Qubes provides practical, usable security to vulnerable and actively-targeted individuals, such as journalists, activists, whistleblowers, and researchers. Qubes is designed with the understanding that people make mistakes, and it allows you to protect yourself from your own mistakes. It's a place where you can click on links, open attachments, plug in devices, and install software free from worry. It's a place where you have control over your software, not the other way around. (See some examples of how different types of users organize their qubes.)
Qubes is also powerful. Organizations like the Freedom of the Press Foundation, Mullvad, and Let's Encrypt rely on Qubes as they build and maintain critical privacy and security internet technologies that are in turn relied upon by countless users around the world every day. Renowned security experts like Edward Snowden, Daniel J. Bernstein, Micah Lee, Christopher Soghoian, Isis Agora Lovecruft, Peter Todd, Bill Budington, and Kenn White use and recommend Qubes.
Qubes is one of the few operating systems that places the security of its users above all else. It is, and always will be, free and open-source software, because the fundamental operating system that constitutes the core infrastructure of our digital lives must be free and open-source in order to be trustworthy.
Want to see Qubes OS in action? Sit back and watch a guided tour!Video Tours
See what using Qubes actually looks like with these screenshots of various applications running in Qubes.Screenshots
Ready to get started with Qubes? Here's what you need to know after installing.Getting Started
This page is just a brief introduction to what Qubes is all about, and many technical details have been omitted here for the sake of presentation.
- If you're a current or potential Qubes user, you may want to check out the documentation and the user FAQ.
- If you're a developer, there's dedicated developer documentation and a developer FAQ just for you.
- Ready to give Qubes a try?

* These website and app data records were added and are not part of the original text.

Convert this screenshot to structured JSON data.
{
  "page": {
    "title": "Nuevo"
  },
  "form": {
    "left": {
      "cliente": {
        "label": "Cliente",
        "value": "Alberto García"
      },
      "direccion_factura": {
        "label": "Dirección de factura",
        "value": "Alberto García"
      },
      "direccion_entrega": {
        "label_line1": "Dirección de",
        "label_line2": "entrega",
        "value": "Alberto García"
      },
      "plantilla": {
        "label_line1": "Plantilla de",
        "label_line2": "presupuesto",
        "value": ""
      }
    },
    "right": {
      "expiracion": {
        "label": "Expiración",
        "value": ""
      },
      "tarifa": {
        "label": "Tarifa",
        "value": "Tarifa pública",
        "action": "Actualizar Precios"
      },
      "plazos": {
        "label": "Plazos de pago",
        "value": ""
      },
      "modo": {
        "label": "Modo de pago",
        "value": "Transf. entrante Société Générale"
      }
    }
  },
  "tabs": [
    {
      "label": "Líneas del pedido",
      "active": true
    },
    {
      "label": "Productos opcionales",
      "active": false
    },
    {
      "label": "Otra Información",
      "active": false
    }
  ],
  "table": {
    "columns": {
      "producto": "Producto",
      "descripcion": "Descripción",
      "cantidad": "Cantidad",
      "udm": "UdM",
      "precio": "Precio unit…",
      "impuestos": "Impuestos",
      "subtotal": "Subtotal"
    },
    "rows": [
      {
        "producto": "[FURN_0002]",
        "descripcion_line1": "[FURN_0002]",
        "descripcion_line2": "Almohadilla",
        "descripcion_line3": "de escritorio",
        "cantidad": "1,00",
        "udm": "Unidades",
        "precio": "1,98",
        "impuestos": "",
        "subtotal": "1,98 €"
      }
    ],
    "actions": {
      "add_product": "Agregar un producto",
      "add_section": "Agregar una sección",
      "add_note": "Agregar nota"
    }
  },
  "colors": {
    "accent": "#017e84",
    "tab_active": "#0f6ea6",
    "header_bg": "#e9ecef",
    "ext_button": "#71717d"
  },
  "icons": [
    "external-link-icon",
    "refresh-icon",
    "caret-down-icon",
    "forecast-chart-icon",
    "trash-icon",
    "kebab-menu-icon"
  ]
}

Head on over to the downloads page, and read the installation guide.
- Need help, or just want to join the conversation? Learn more about help, support, the mailing lists, and the forum.